It is a picturesque valley, and the tumbling streams, the blue lakes, the lush meadows and parks of the adjoining High Sierra are a vast playground for the fisherman, the camper and the hunter. When the valley folk gather in town on a Saturday night, the talk quite naturally is all about trout-fly patterns and shotgun bores. The only drawback to such a congenial atmosphere is that a person must guard his tongue. Everyone with whom he talks is a potential competitor for the game and fish in the area, so a fellow doesn't brag openly about his discovery of a mountain-meadow pond swarming with trout, or speak too specifically about the hole in the gorge where he turned over a big lunker. Such secrets are taken seriously by the Owens River Valley inhabitants.
Eddie, however, was one valley inhabitant who didn't follow this rule. He knew so many good trout holes that he could afford to be generous. I was one of the fortunates he took to his favorite places, and we had some mighty fine fishing during July and August.

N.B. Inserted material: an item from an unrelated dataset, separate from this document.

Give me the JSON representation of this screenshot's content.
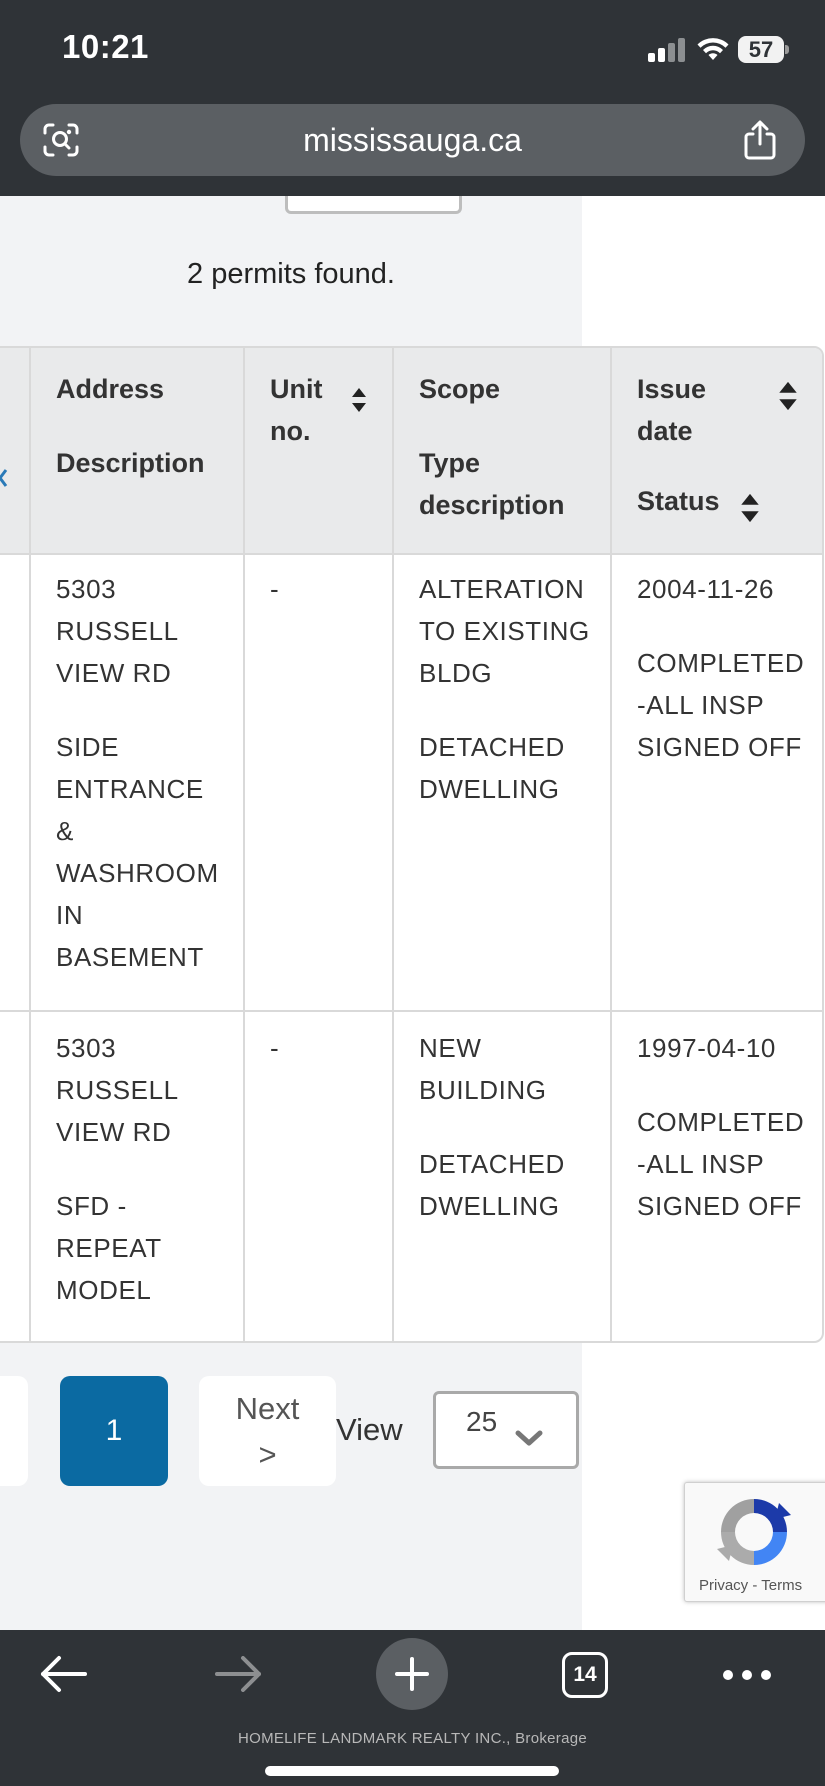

But by the last day of August I was worried. The local dove season opened at noon on September 1. I had a new shotgun and big ideas about how to use it, but as yet I hadn't been able to locate any doves. And Eddie wasn't talking. Maybe he hadn't done as much dove shooting as trout fishing. At any rate, if he knew where they were he was keeping it quiet. That afternoon I ran him down in a local sporting goods store where, as usual, he and Dave, the proprietor, were talking about fishing. Dave, I knew, was as interested in locating some birds as I was, and since we had Eddie cornered I figured there was no time to lose.
"There don't seem to be many doves around here," I commented.
"Doves?" asked Eddie, as though the word were new to him. He was thoughtful a moment, then asked, "have you done much dove shooting?"
"I've shot a few in the South," I admitted, "but I've never tried it out here. I suppose the birds act the same."
"How do you hunt them during the middle of the day back there?"
"You don't," I answered. "Smart dove hunters prefer pass shooting in the morning and evening and knock off during the midday hours. When a dove is pecking around in a field or just sitting in the open sunning himself, he's not of much use. It's no sport to jump him. You have to let him come to you under a full head of steam."
"And supposing you don't have any choice, like tomorrow when the season opens at noon?" Eddie went on.